» **TASK TO CARRY OUT**
In every line of the records, look for "Property", then report how many lines have it and nothing else.

(Stored items)
==*==
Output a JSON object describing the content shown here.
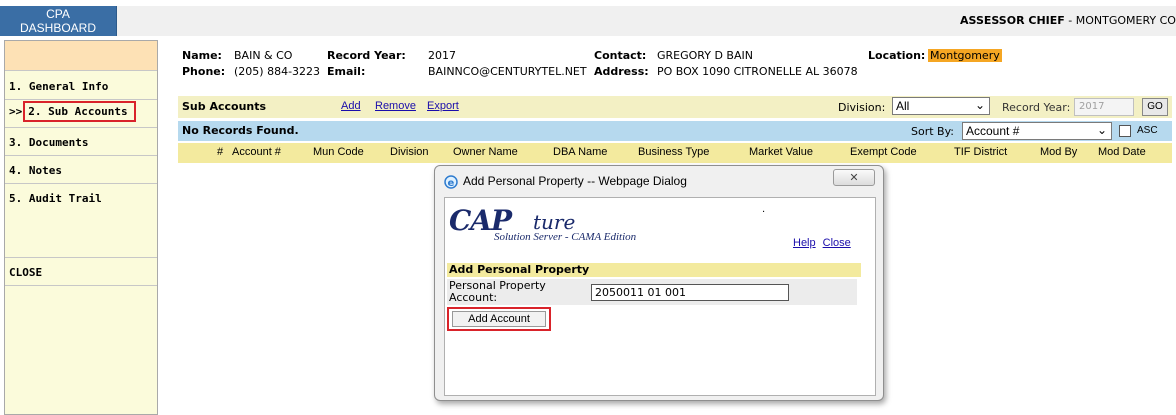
{
  "topbar": {
    "dashboard_line1": "CPA",
    "dashboard_line2": "DASHBOARD",
    "role": "ASSESSOR CHIEF",
    "org": " - MONTGOMERY CO"
  },
  "sidebar": {
    "items": [
      {
        "label": "1. General Info"
      },
      {
        "arrow": ">>",
        "label": "2. Sub Accounts"
      },
      {
        "label": "3. Documents"
      },
      {
        "label": "4. Notes"
      },
      {
        "label": "5. Audit Trail"
      },
      {
        "label": "CLOSE"
      }
    ]
  },
  "info": {
    "name_label": "Name:",
    "name": "BAIN & CO",
    "phone_label": "Phone:",
    "phone": "(205) 884-3223",
    "record_year_label": "Record Year:",
    "record_year": "2017",
    "email_label": "Email:",
    "email": "BAINNCO@CENTURYTEL.NET",
    "contact_label": "Contact:",
    "contact": "GREGORY D BAIN",
    "address_label": "Address:",
    "address": "PO BOX 1090 CITRONELLE AL 36078",
    "location_label": "Location:",
    "location": "Montgomery"
  },
  "subaccounts": {
    "title": "Sub Accounts",
    "add": "Add",
    "remove": "Remove",
    "export": "Export",
    "division_label": "Division:",
    "division_value": "All",
    "record_year_label": "Record Year:",
    "record_year_value": "2017",
    "go": "GO",
    "no_records": "No Records Found.",
    "sort_by_label": "Sort By:",
    "sort_by_value": "Account #",
    "asc": "ASC",
    "columns": [
      "#",
      "Account #",
      "Mun Code",
      "Division",
      "Owner Name",
      "DBA Name",
      "Business Type",
      "Market Value",
      "Exempt Code",
      "TIF District",
      "Mod By",
      "Mod Date"
    ]
  },
  "dialog": {
    "title": "Add Personal Property -- Webpage Dialog",
    "close_glyph": "✕",
    "logo_main": "CAP",
    "logo_script": "ture",
    "logo_sub": "Solution Server - CAMA Edition",
    "help": "Help",
    "close": "Close",
    "dot": ".",
    "section_title": "Add Personal Property",
    "field_label": "Personal Property Account:",
    "field_value": "2050011 01 001",
    "add_button": "Add Account"
  },
  "colors": {
    "dashboard": "#3a6ea5",
    "highlight": "#d9232a",
    "location": "#f5a623"
  }
}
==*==
» **EXERCISE RESULT**
3